After lunch we headed for Abshier Farms in Bellview, about 30 miles away. We knew exactly how to find Auntie Zelma’s so didn’t bother programming it into the GPS but did load Abshier Farms’ address since that was more difficult to find. We headed off to Bellview and turned on the GPS unit and then noticed that it turned itself off in about 10 seconds. First thought, GPS died; second thought – how do we find the blueberry farm. That problem was solved by calling Tom, giving him our current location and the target location. Within a minute he gave us directions and we found the place. Great blueberries, even bigger and juicier than the first place so we bought another 5 pounds. We asked the proprietress for directions back toward the beach which sounded fairly easy. No such luck and we wandered around in circles until we accidentally stumbled on a familiar highway and managed to get back on track. Of course we didn’t have a map in the car, at least not a Florida map. In messing around trying to get our GPS working I thought perhaps the GPS unit was ok but maybe the battery charger had cratered – the light that’s normally on was off. Then I tried plugging in the phone charger and it didn’t light up as it should have. Uh oh, the cigarette lighter socket was bad – maybe not so trivial a part to find and change. By the time we got home I got to thinking that maybe it was a fuse; but why would a fuse blow? I decided to pursue that path, found the fuse box and located the one assigned to the cigarette lighter. Sure enough it was blown. But why? First step is to buy a new fuse. Did that, installed it and Oila! problem solved. I also found why it had blown in the first place. A few years ago someone, I think my sister, had given me a fishing fly that a friend had hand tied and I put it in the ashtray.

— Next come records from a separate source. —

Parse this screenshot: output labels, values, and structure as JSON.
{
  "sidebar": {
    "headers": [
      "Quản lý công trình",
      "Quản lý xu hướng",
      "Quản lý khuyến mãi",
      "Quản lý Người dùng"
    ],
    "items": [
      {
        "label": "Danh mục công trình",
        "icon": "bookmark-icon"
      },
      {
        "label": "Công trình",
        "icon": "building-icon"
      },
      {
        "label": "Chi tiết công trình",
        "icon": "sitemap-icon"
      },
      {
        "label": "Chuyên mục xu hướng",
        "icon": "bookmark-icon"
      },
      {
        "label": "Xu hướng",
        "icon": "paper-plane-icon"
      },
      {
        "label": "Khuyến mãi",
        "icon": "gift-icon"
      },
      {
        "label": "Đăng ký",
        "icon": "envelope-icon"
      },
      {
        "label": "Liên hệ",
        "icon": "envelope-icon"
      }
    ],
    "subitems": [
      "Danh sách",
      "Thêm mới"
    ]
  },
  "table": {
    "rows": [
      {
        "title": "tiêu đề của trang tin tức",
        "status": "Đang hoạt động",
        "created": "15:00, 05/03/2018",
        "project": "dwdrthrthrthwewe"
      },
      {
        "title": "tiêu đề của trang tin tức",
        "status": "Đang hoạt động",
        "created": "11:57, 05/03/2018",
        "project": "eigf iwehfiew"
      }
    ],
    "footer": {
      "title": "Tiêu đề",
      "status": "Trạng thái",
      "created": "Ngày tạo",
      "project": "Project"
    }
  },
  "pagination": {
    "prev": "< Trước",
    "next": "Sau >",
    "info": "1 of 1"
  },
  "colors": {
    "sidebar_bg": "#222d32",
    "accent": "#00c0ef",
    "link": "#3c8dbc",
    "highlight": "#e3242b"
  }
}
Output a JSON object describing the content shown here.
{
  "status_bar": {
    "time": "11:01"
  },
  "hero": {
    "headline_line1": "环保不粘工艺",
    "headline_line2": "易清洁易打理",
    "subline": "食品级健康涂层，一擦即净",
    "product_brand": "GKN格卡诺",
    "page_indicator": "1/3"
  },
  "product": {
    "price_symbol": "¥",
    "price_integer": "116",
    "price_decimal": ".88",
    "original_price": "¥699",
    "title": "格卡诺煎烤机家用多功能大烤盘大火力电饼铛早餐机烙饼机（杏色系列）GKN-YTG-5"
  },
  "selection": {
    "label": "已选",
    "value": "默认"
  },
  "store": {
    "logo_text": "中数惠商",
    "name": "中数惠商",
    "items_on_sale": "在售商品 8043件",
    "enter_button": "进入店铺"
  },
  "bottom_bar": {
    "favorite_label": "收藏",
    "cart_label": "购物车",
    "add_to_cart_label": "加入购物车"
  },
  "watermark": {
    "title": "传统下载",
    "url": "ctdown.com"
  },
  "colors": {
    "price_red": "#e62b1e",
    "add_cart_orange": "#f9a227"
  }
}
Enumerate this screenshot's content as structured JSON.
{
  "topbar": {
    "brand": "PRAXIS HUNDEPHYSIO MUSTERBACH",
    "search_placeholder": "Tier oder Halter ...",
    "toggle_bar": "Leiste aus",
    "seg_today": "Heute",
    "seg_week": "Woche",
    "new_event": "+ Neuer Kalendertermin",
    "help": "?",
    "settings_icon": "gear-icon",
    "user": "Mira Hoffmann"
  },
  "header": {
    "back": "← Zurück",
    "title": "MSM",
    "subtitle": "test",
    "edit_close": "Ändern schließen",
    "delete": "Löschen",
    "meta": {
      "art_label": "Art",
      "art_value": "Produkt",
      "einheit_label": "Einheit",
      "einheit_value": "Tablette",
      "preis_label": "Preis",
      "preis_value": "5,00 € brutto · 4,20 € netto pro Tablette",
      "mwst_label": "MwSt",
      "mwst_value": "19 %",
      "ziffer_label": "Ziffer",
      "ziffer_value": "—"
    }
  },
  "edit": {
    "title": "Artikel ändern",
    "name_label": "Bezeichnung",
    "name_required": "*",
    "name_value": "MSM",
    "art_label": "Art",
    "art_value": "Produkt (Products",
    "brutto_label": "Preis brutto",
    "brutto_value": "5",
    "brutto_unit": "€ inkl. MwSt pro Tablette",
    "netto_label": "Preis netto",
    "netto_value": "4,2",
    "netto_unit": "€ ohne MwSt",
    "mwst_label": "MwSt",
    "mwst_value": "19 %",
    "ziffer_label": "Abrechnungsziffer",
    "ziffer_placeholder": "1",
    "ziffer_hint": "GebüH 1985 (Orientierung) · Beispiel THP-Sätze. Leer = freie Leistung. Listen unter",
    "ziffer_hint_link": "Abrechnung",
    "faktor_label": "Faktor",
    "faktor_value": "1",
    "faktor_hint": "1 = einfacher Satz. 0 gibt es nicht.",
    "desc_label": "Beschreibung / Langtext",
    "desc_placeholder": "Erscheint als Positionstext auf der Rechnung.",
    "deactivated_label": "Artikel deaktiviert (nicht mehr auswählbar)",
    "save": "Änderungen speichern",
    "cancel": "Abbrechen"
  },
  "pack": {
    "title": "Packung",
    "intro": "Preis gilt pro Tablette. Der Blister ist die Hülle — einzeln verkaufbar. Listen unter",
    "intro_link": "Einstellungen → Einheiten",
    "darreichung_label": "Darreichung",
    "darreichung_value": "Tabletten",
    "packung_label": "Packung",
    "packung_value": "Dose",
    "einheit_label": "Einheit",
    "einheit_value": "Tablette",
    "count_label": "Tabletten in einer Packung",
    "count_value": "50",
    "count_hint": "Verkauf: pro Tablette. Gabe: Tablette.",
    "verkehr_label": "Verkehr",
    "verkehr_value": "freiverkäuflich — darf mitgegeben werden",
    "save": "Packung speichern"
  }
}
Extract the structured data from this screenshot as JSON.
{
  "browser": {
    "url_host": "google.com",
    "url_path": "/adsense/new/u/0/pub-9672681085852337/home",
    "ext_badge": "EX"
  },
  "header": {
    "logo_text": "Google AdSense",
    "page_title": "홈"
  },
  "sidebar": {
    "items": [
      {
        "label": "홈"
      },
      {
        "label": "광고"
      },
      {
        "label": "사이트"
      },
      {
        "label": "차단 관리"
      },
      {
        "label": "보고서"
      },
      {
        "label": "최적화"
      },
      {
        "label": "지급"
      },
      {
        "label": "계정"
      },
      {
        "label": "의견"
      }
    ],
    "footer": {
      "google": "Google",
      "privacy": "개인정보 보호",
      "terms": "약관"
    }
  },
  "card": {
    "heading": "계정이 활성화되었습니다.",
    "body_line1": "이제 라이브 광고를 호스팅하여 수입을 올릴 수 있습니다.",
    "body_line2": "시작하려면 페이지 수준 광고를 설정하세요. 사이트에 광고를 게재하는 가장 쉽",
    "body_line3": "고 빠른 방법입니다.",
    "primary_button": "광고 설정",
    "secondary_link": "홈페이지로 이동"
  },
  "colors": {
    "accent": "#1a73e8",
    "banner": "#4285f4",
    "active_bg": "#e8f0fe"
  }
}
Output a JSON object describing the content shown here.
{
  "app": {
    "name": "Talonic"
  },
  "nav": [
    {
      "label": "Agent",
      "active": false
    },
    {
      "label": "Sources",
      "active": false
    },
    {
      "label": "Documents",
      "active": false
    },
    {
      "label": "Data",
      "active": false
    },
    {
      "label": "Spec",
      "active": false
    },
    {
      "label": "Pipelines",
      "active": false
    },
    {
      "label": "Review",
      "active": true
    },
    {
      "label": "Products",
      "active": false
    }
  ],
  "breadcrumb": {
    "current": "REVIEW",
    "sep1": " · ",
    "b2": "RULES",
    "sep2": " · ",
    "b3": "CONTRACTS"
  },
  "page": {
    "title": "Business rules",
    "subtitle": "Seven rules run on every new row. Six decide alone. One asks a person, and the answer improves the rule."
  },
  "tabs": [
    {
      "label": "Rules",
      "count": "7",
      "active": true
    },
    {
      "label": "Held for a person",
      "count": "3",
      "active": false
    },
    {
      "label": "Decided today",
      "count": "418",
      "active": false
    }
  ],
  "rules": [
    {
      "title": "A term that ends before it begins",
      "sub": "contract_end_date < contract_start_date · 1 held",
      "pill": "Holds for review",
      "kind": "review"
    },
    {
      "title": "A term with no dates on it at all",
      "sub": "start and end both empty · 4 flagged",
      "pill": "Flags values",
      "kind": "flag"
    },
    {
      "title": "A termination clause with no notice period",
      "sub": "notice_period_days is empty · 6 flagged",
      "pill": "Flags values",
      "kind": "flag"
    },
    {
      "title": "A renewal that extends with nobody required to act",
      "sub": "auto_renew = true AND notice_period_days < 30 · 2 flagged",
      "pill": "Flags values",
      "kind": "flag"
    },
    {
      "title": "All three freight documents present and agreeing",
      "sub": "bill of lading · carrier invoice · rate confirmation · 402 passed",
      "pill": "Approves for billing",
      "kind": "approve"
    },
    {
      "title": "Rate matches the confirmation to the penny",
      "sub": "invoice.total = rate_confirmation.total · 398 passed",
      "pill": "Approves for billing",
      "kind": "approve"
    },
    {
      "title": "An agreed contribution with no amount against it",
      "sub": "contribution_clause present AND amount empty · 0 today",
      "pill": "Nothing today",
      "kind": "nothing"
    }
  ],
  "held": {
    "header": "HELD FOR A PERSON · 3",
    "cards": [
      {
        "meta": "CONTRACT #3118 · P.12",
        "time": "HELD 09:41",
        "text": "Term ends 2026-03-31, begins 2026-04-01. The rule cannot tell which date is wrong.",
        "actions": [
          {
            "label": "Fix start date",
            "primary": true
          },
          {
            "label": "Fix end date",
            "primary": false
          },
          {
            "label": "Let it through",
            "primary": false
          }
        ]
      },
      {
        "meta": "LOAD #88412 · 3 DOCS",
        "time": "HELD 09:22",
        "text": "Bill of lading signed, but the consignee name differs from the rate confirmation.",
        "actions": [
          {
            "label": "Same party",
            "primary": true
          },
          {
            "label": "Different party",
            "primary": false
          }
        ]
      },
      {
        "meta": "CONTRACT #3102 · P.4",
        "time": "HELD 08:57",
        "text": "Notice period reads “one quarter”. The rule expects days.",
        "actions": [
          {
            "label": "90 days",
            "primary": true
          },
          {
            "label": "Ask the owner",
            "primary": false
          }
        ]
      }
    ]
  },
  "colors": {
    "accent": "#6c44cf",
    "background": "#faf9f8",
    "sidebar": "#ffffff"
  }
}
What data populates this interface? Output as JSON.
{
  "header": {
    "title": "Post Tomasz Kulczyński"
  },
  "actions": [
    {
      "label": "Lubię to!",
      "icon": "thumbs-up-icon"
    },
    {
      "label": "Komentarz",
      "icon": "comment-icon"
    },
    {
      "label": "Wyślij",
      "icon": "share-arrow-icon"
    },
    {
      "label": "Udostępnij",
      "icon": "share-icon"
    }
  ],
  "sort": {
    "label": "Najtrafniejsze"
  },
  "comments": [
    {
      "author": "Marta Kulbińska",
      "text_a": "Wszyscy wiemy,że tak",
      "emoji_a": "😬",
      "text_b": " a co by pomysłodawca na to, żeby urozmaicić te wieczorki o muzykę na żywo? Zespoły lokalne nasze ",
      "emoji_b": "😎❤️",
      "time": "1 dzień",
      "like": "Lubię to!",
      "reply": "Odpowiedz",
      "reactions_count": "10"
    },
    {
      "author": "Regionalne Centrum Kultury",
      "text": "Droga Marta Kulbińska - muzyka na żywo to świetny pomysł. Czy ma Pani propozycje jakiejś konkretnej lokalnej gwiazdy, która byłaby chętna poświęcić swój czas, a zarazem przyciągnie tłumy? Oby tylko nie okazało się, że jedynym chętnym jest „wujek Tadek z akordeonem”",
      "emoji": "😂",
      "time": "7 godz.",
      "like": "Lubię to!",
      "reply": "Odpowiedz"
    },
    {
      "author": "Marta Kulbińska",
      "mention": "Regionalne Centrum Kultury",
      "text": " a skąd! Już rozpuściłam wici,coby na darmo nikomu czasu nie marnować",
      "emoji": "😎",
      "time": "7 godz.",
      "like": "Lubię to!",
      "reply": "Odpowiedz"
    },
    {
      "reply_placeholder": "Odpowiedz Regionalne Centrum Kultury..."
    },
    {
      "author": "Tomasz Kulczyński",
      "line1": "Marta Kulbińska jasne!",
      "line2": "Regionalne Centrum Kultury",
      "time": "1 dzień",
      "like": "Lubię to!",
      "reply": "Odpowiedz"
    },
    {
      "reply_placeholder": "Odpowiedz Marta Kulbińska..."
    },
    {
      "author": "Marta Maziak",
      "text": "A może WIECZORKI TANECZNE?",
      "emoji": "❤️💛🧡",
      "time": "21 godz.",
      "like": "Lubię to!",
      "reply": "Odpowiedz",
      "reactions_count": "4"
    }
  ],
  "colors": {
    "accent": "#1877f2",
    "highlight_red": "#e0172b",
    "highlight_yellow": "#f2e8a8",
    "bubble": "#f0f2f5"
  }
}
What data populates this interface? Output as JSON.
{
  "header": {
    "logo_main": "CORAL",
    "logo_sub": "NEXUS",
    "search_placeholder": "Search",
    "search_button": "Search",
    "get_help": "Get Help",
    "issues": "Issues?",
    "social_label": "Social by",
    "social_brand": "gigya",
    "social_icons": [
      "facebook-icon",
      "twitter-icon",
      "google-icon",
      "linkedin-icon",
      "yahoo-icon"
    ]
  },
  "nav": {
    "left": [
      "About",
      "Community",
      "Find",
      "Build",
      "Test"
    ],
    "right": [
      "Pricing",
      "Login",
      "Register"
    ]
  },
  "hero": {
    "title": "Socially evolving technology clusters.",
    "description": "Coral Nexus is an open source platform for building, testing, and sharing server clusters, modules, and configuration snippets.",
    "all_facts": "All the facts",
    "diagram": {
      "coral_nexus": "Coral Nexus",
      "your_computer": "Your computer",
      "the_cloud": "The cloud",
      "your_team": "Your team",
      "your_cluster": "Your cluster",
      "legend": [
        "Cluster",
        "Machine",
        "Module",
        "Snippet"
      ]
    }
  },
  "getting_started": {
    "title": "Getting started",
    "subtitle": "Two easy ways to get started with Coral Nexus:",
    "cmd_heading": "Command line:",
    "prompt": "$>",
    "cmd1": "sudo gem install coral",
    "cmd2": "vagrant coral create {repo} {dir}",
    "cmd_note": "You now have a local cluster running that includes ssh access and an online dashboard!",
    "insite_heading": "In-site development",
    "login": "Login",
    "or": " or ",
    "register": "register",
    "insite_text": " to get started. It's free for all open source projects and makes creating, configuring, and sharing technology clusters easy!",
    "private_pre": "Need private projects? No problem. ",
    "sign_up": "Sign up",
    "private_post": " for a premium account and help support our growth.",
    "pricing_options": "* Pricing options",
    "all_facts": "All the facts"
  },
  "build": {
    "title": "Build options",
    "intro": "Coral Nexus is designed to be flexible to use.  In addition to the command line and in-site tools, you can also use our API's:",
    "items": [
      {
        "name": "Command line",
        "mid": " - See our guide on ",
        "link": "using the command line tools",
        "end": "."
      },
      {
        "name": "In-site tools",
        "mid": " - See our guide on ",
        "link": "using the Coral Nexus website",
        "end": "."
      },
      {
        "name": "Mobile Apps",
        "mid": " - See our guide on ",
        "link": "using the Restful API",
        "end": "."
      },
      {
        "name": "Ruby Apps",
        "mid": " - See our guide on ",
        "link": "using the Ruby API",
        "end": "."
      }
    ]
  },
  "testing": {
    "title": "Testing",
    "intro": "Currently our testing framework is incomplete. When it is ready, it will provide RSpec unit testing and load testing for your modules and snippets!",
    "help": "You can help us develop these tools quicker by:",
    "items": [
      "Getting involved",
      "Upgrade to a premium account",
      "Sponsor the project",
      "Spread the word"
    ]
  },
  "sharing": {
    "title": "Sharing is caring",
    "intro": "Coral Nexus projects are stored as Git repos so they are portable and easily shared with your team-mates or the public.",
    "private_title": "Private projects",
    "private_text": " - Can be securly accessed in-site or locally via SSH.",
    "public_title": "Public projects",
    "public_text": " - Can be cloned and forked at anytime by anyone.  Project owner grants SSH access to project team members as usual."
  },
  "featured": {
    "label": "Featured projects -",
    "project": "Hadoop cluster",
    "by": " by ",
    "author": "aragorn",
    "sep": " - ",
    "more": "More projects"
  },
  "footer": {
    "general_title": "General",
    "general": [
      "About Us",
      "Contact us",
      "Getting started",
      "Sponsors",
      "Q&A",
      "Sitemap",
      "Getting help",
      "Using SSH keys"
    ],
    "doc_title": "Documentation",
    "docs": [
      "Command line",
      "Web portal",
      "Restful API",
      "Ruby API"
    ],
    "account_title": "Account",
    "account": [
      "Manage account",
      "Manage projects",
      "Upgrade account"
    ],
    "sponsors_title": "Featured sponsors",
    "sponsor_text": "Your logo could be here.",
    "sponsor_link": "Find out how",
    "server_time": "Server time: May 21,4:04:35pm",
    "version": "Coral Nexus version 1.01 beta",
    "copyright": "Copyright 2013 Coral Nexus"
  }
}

When I was messing around with the lighter I noticed this strange looking thing jammed way up inside the tray. I got a pair of needle nose pliers and grabbed onto what I thought was trash and pulled out the hook.
I took a walk on the wild side and bought a new house phone with a large screen display. I was fairly certain it would help Nancy. You walk a narrow line by trying something only to find it didn’t work – sort of throws gas on the fire. Sure enough it didn’t work for Nancy but it actually turned out better since I was personally having problems reading the small display on our then current phone sets.
Another walk on the wild side – a new biscuit recipe. I’m a biscuit Nazi and Nancy is determined to make biscuits I’m lovin’. So should I say they’re good when they’re not since she’s put a lot of work into them or be honest. Up to date I’ve taken the honest route and we’ve gone through several recipes. This latest recipe was a bit more involved and as we put them in the oven, I was thinking about giving them a thumbs up no matter. But then she’ll make them again and I’ll be stuck. As it turns out, they were great, the best so far. If you are looking for a good recipe, they are called Tricia Yearwood Angel biscuits and easy to find online.